Fordring is a bit slower but the kicker is that, most times, your opponent will be forced to remove it and, barring any silence shenanigans, you’ll end up with a shiny new ashbringer , a decent finisher onto itself.

Alternate / Tech Cards

Now, in my testing I was fortunate not to go up against many taunts. When I did, my weapons and keeper-of-uldaman were up to the task. But taunts are indeed a problem for this deck, and it is especially weak against C’Thun Druid.

If you see yourself meeting many of these across the board, you would do well to swap your mid and end-game tools – I recommend you let go of justicar-trueheart and tirion-fordring – in favour of some combination of equality and consecration.

This is also true, by the way, if you are on a budget and want to lower the decks’ overall cost. The aforementioned cards are a bonus to extend the decks’ life into the endgame, but ideally your opponents should be dead before then.

If you find that you are not fast enough for that, then we can up the deck’s early aggression: remove ironbeak-owl, justicar-trueheart and tirion-fordring for an extra blessing-of-kings and two truesilver-champion.

Again, a leaner, more budget-friendly deck that may even grant you better results on the right meta.

Mulligan Guide

Welcome to the shortest mulligan guide ever. Go for argent-squire and selfless-hero . That is all.

Still here? Oh, ok. If you meet a Druid, you should try to find and keep one (and only one!) of keeper-of-uldaman or ironbeak-owl. Your early game will take a hit, but you’re 100% sure to need it later on, or his first huge taunt will shut you down.


There are better decks to play with if you want to rank with, truly.
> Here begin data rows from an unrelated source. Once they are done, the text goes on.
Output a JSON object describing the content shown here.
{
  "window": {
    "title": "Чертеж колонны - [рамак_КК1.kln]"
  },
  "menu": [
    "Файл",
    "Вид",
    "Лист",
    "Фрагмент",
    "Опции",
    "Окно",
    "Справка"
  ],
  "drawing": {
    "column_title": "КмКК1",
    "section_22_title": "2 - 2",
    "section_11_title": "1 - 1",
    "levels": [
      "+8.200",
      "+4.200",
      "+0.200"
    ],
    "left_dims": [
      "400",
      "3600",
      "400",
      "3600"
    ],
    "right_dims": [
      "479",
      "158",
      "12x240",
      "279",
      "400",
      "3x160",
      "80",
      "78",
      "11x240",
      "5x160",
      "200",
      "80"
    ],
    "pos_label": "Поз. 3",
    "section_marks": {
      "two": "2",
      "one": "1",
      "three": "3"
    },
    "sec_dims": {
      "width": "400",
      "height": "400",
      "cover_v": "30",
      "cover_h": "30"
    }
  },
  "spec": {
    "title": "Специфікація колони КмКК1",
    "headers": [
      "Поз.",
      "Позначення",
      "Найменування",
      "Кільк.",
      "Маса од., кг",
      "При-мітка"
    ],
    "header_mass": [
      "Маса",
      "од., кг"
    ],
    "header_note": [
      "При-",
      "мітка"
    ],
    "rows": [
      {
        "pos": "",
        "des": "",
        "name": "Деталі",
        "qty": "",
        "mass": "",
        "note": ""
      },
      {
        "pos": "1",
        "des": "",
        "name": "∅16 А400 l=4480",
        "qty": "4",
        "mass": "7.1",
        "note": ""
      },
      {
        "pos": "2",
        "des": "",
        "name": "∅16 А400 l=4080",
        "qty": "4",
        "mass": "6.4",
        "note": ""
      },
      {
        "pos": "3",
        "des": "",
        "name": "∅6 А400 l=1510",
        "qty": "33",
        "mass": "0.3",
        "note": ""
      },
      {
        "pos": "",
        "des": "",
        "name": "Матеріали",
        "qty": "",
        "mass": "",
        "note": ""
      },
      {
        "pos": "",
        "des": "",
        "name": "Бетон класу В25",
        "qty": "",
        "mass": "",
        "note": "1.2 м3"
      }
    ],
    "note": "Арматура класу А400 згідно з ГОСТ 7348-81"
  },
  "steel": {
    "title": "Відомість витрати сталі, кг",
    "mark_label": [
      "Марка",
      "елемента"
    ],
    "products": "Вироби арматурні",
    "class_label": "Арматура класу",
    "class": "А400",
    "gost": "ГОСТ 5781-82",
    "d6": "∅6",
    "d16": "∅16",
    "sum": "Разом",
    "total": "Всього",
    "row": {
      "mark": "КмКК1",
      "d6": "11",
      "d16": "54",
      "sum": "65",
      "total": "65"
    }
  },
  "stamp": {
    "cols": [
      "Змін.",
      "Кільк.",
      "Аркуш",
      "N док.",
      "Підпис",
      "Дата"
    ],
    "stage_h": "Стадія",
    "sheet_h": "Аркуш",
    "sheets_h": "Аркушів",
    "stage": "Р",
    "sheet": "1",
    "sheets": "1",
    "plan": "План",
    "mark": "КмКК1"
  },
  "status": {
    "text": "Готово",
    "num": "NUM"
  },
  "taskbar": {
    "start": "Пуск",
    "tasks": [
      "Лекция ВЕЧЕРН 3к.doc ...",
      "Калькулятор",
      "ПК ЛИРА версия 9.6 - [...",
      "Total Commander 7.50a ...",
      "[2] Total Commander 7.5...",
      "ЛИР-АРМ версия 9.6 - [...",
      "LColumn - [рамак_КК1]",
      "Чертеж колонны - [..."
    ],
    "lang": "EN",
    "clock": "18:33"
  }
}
But not as Paladin, not unless you can afford the huge dust cost of a good N’Zoth Paladin. If this looks like it’s up your alley, Nuba has a great list that you should check out – I might write a guide for it if he doesn’t do so soon.

For the budget-minded Paladin player, though, or for those of us that really enjoy playing this archetype, the Darkshire Paladin will prove a solid way to rank up – just keep in mind that it’s essential to have a notion of what you are up against in the meta and apply the tweaks described in the “Alternate / Tech Cards” judiciously.

Do let me know what are your experiences and thoughts in the comments section below – I will update the main article with any particular juicy insights that you, the readers, may offer.